Relation to Prior Work: There are many more papers which consider the problem of partial labels e.g. https://openaccess.thecvf.com/content_ECCV_2018/papers/Hong-Min_Chu_Deep_Generative_Models_ECCV_2018_paper.pdf
Additional Feedback: -it would be interesting to verify how the method performs when only a single label is provided for each image in training -the method uses pretrained network for computing similarities. What to do if we do not have access to such network, e.g. in less explored domains such as cheminformatics? -----------------AFTER REBUTTAL------------------------- I am satisfied with the authors answers and I generally am for accepting the paper. However, I must agree that stronger baselines could be used for comparison. The authors should browse relevant literature.
Summary and Contributions: This submission studies how to train on partially annotated image classification datasets. For example the Open Images dataset is partially annotated in the sense that human labelers might say that Apple, Banana are in the image and Pineapples are not in the image, but not say anything about whether a Person is in the image. To train with this kind of partially labeled data, the authors look at “no exposure” (where classes that are not explicitly annotated are simply ignored), “full exposure” (where classes that are not annotated are treated as negatives), and “soft exposure” in which the sigmoid cross entropy loss is label-smoothed by varying amounts depending on similarity of a particular class to one of the positive or negative explicitly provided classes. Authors show some results on simulated settings where some labels are randomly removed from a dataset as well as on the Open Images benchmark.
Strengths: The main result of this paper is that the proposed soft exposure loss outperforms the vanilla baselines of no-exposure of full-exposure on the Open Images benchmark.
Weaknesses: I don’t recommend accepting this paper as it is currently difficult to really know how the proposed method performs against other related work. There are two main reasons: + First, it is hard to compare to other works on metrics --- for example, the authors convert the detection problem (e.g. on COCO and Open Images) to a classification problem (but still evaluate using mean AP (which I am guessing is measured differently from the standard detection mean AP), so it is difficult to say whether the results are strong or not compared to previous work. + Second there is no comparison against related ways of dealing with partial labels (e.g. using graph convolutional neural nets) which the authors mention in the Related Work section. Overall, the experimental results need to be strengthened significantly.

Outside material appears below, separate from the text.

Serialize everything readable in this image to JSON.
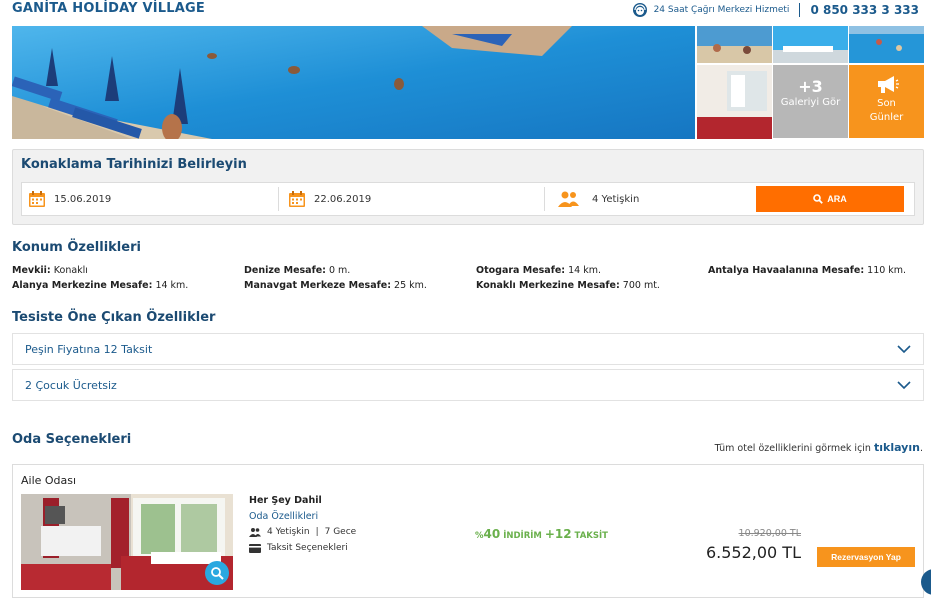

Clarity: The paper is reasonably well written.
Relation to Prior Work: Conceptually the discussion of prior work is there in the paper, but as noted above, there is no empirical comparison so it is hard to know where this method stands in relation to prior work from a practical perspective.